2. Practice gratitude for the little things
It is easy to remember to be grateful for the big things and occasions in our life- like getting married, graduation, but it can be more difficult to feel grateful for all the little things that we do every day. By finding opportunities to feel grateful for in the small moments makes our life a more fulfilling and enriching experience.
3. Share Your Gratitude with Others
Research has found that expressing gratitude can strengthen relationships. So the next time your acquaintance, friend or family member does something you appreciate, be sure to let them know.
4. Use your Senses
Our senses—the ability to touch, see, smell, taste, and hear—help us to appreciate and tune in to the miraculous gifts we walk around with each day. Seen through the lens of gratitude, the human body is an amazing construction but also a gift.
5. Go through the motions
Grateful motions include smiling, saying thank you and writing letters of gratitude to others. By doing this, you will be able to trigger the emotions of gratitude more often.
Growing in gratitude
Training our minds to practice gratitude more often is possible if we are mindful of ourselves, each other, and our environment.
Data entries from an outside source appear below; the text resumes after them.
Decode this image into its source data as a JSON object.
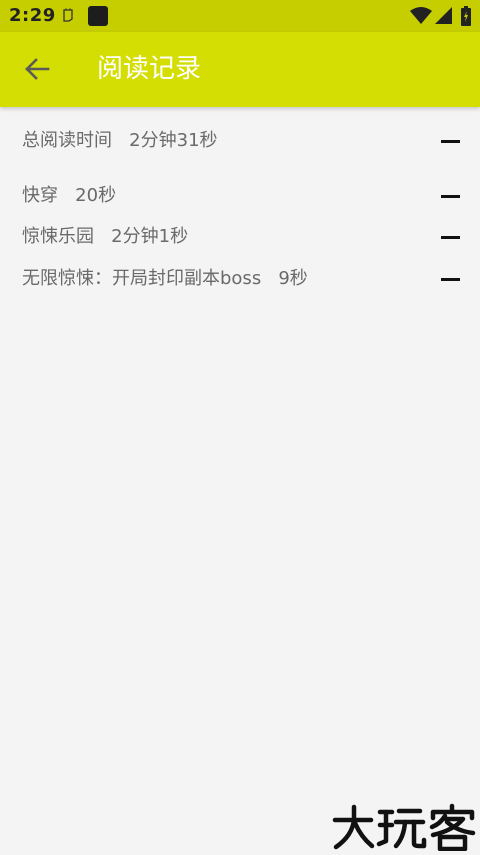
{
  "status_bar": {
    "time": "2:29",
    "icons": [
      "notification-icon",
      "app-icon",
      "wifi-icon",
      "signal-icon",
      "battery-icon"
    ]
  },
  "app_bar": {
    "title": "阅读记录",
    "back_icon": "arrow-left-icon"
  },
  "total": {
    "text": "总阅读时间   2分钟31秒"
  },
  "records": [
    {
      "text": "快穿   20秒"
    },
    {
      "text": "惊悚乐园   2分钟1秒"
    },
    {
      "text": "无限惊悚：开局封印副本boss   9秒"
    }
  ],
  "watermark": {
    "text": "大玩客"
  },
  "colors": {
    "status_bar": "#c6ce00",
    "app_bar": "#d4de03",
    "background": "#f4f4f4",
    "row_text": "#6a6a6a",
    "title_text": "#ffffff"
  }
}
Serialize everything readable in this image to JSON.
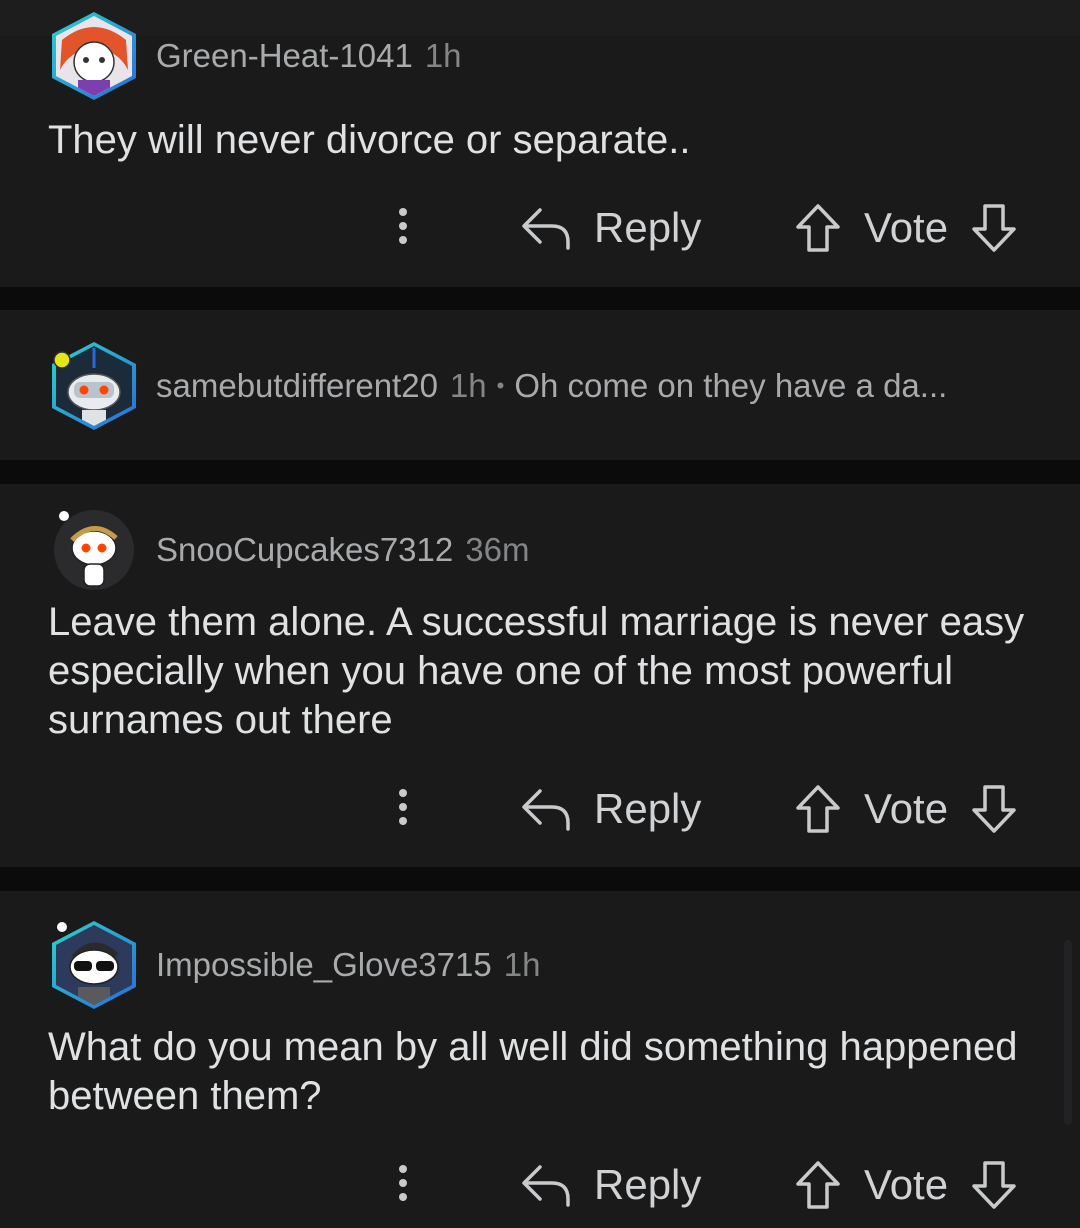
{
  "comments": [
    {
      "username": "Green-Heat-1041",
      "time": "1h",
      "text": "They will never divorce or separate..",
      "avatar_icon": "anime-girl-avatar-icon",
      "reply_label": "Reply",
      "vote_label": "Vote"
    },
    {
      "username": "samebutdifferent20",
      "time": "1h",
      "separator": "•",
      "preview": "Oh come on they have a da...",
      "avatar_icon": "robot-snoo-avatar-icon",
      "collapsed": true
    },
    {
      "username": "SnooCupcakes7312",
      "time": "36m",
      "text": "Leave them alone. A successful marriage is never easy especially when you have one of the most powerful surnames out there",
      "avatar_icon": "snoo-avatar-icon",
      "reply_label": "Reply",
      "vote_label": "Vote"
    },
    {
      "username": "Impossible_Glove3715",
      "time": "1h",
      "text": "What do you mean by all well did something happened between them?",
      "avatar_icon": "sunglasses-snoo-avatar-icon",
      "reply_label": "Reply",
      "vote_label": "Vote"
    }
  ],
  "colors": {
    "background": "#0b0b0b",
    "card": "#1a1a1b",
    "text": "#e0e1e2",
    "muted": "#838587",
    "nft_border_gradient": [
      "#2bd4c8",
      "#2a6ad8"
    ]
  }
}
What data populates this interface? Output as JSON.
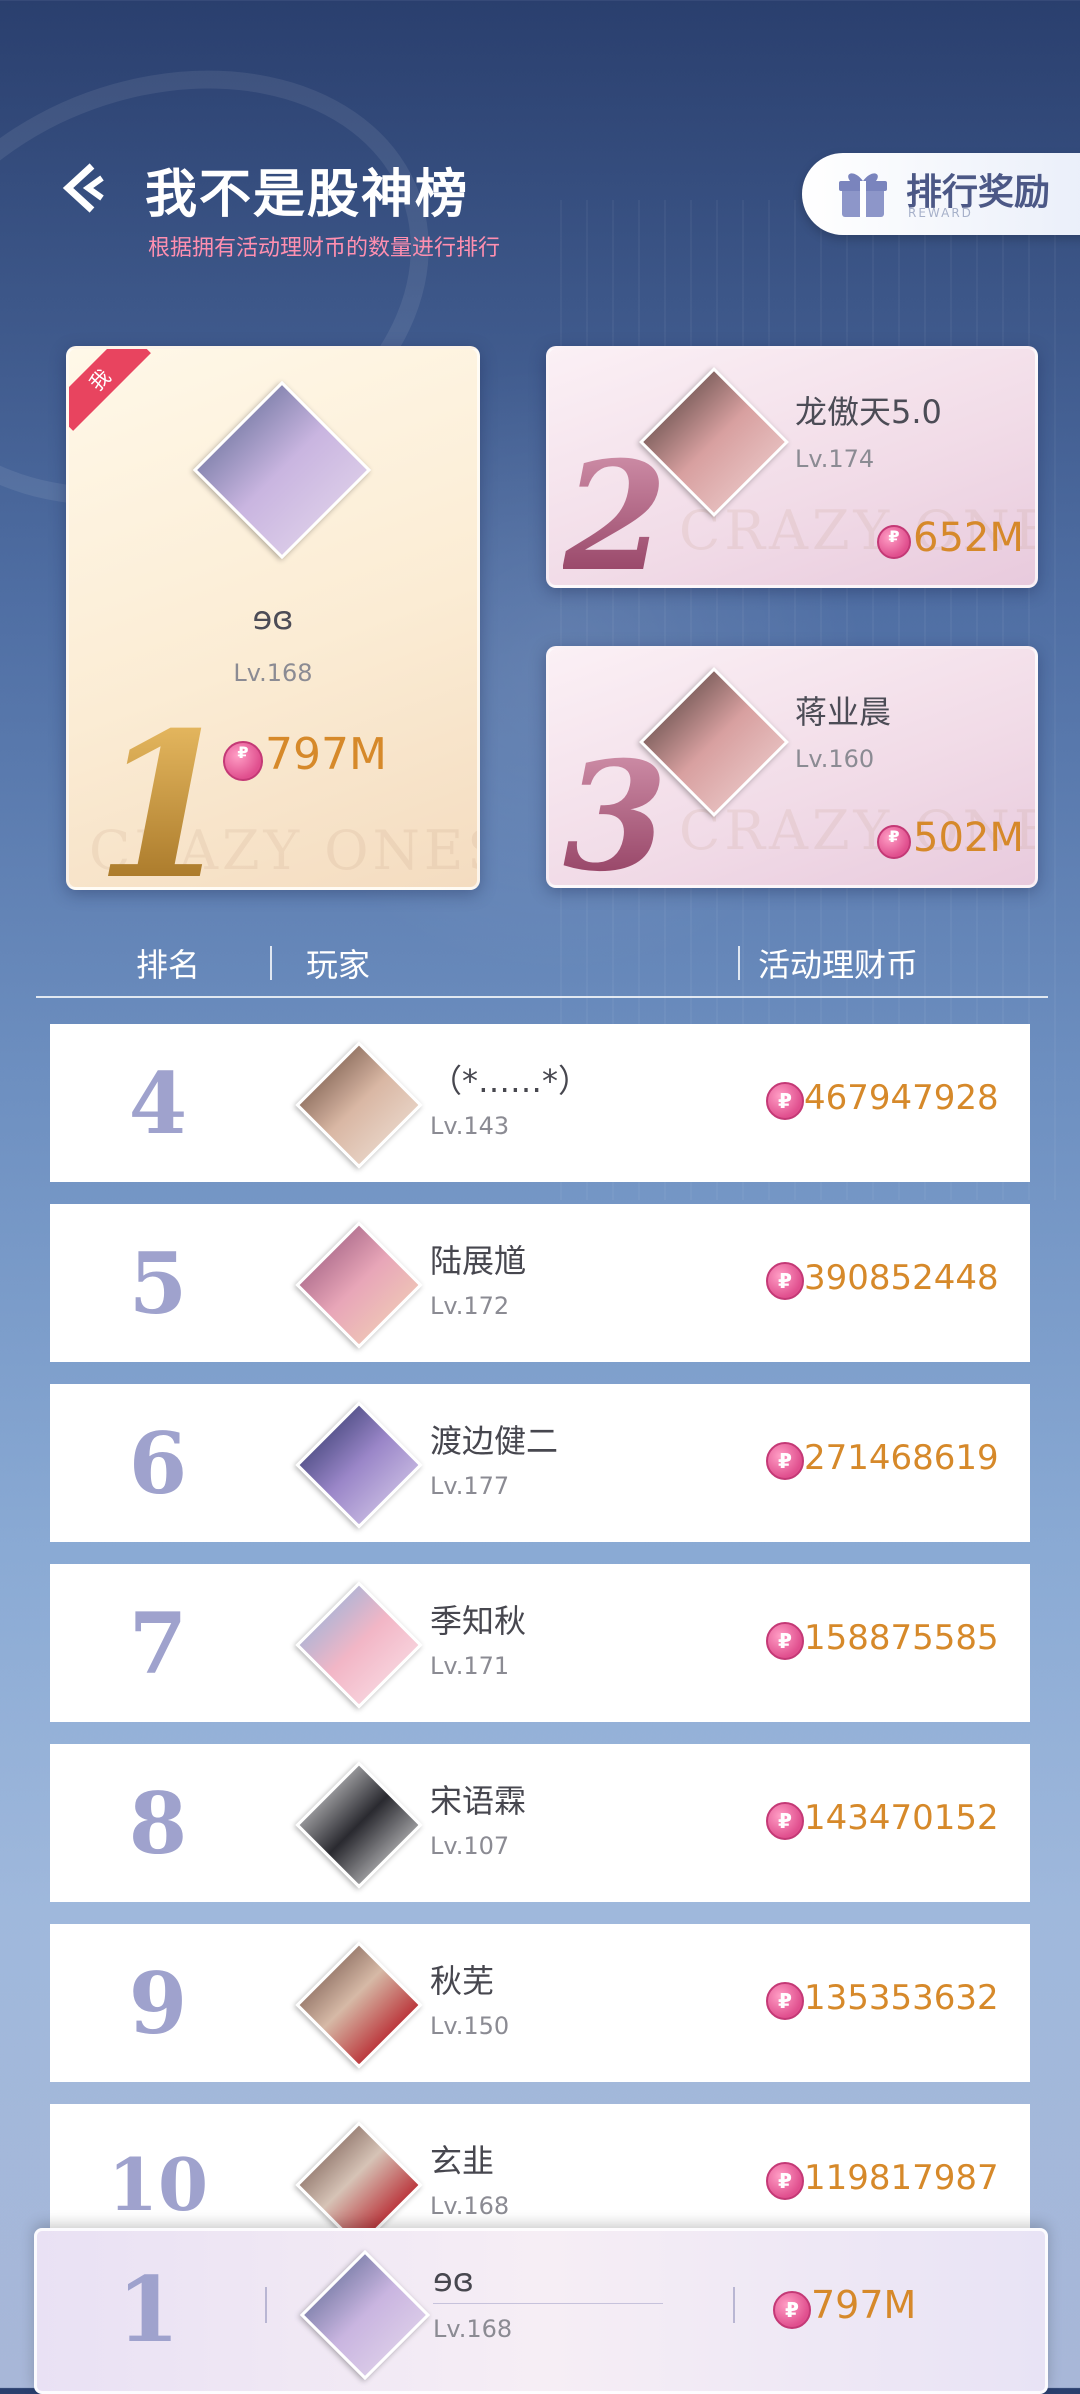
{
  "header": {
    "title": "我不是股神榜",
    "subtitle": "根据拥有活动理财币的数量进行排行",
    "reward_label": "排行奖励",
    "reward_sub": "REWARD"
  },
  "podium": [
    {
      "rank": "1",
      "name": "ɘɞ",
      "level": "Lv.168",
      "coins": "797M",
      "me_tag": "我",
      "watermark": "CRAZY ONES"
    },
    {
      "rank": "2",
      "name": "龙傲天5.0",
      "level": "Lv.174",
      "coins": "652M",
      "watermark": "CRAZY ONES"
    },
    {
      "rank": "3",
      "name": "蒋业晨",
      "level": "Lv.160",
      "coins": "502M",
      "watermark": "CRAZY ONES"
    }
  ],
  "table": {
    "col_rank": "排名",
    "col_player": "玩家",
    "col_coins": "活动理财币"
  },
  "rows": [
    {
      "rank": "4",
      "name": "（*……*）",
      "level": "Lv.143",
      "coins": "467947928"
    },
    {
      "rank": "5",
      "name": "陆展馗",
      "level": "Lv.172",
      "coins": "390852448"
    },
    {
      "rank": "6",
      "name": "渡边健二",
      "level": "Lv.177",
      "coins": "271468619"
    },
    {
      "rank": "7",
      "name": "季知秋",
      "level": "Lv.171",
      "coins": "158875585"
    },
    {
      "rank": "8",
      "name": "宋语霖",
      "level": "Lv.107",
      "coins": "143470152"
    },
    {
      "rank": "9",
      "name": "秋芜",
      "level": "Lv.150",
      "coins": "135353632"
    },
    {
      "rank": "10",
      "name": "玄韭",
      "level": "Lv.168",
      "coins": "119817987"
    }
  ],
  "self": {
    "rank": "1",
    "name": "ɘɞ",
    "level": "Lv.168",
    "coins": "797M"
  },
  "icons": {
    "back": "back-arrow-icon",
    "gift": "gift-icon",
    "coin": "coin-icon"
  },
  "colors": {
    "accent_coin": "#d6892a",
    "rank_number": "#9fa2cd",
    "me_tag": "#e8445f",
    "subtitle": "#ff8fb0"
  }
}
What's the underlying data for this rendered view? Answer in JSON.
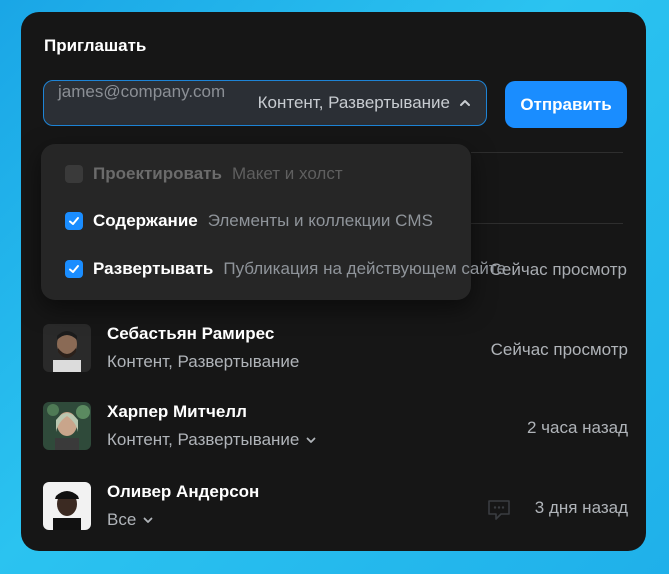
{
  "invite": {
    "title": "Приглашать",
    "email": "james@company.com",
    "permissions_summary": "Контент, Развертывание",
    "send_label": "Отправить"
  },
  "permission_menu": {
    "items": [
      {
        "label": "Проектировать",
        "description": "Макет и холст",
        "checked": false
      },
      {
        "label": "Содержание",
        "description": "Элементы и коллекции CMS",
        "checked": true
      },
      {
        "label": "Развертывать",
        "description": "Публикация на действующем сайте",
        "checked": true
      }
    ]
  },
  "hidden_row_status": "Сейчас просмотр",
  "users": [
    {
      "name": "Себастьян Рамирес",
      "permissions": "Контент, Развертывание",
      "status": "Сейчас просмотр",
      "avatar": "avatar-sebastian"
    },
    {
      "name": "Харпер Митчелл",
      "permissions": "Контент, Развертывание",
      "status": "2 часа назад",
      "avatar": "avatar-harper"
    },
    {
      "name": "Оливер Андерсон",
      "permissions": "Все",
      "status": "3 дня назад",
      "avatar": "avatar-oliver"
    }
  ],
  "colors": {
    "accent": "#1a8dff",
    "card_bg": "#161616",
    "menu_bg": "#262626",
    "background_gradient": "#2bc3f0"
  },
  "icons": [
    "chevron-up-icon",
    "chevron-down-icon",
    "checkbox-icon",
    "message-icon"
  ]
}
However, it does not require a lot of time, a special journal, to go on a retreat to do so. All you need is a greater awareness of what you already have in your life rather than focusing only on what you do not.
These are some things that you need to keep in mind
Be receptive to all the good that you have in your life without feeling that you should deserve or work towards it
Learn to accept the good in your life without feeling indebted, embarrassed or inferior
Have the grace to recognise that the gift has been given freely out of compassion, generosity and love even if you have not worked towards it or feel like you deserve it.
Lastly, realise that no one can feel grateful all the time. Even when you know it is good for you it is not possible to be grateful at all times. Acknowledge how you feel and continue to find ways to pay attention to your life.
Make healthier choices
And finally, research shows that grateful people have fewer health complaints. More importantly, practicing gratitude allows us to deal with health issues in a more effective manner. One of the primary mechanisms by which this takes place is by moving us from a sympathetic (fight or flight) nervous system mode to a parasympathetic (rest and digest) nervous system mode. In this manner, having a practice of gratitude can help calm the body and contribute to an overall feeling of relaxation.
However, for me, the most important benefit of practicing gratitude is that it also encourages us to fuel our bodies with nourishing foods and put in place healthy boundaries and self care practices like regular movement and rest. In other words, grateful people are better equipped to engage in healthy activities and prevent more serious health issues in the long run.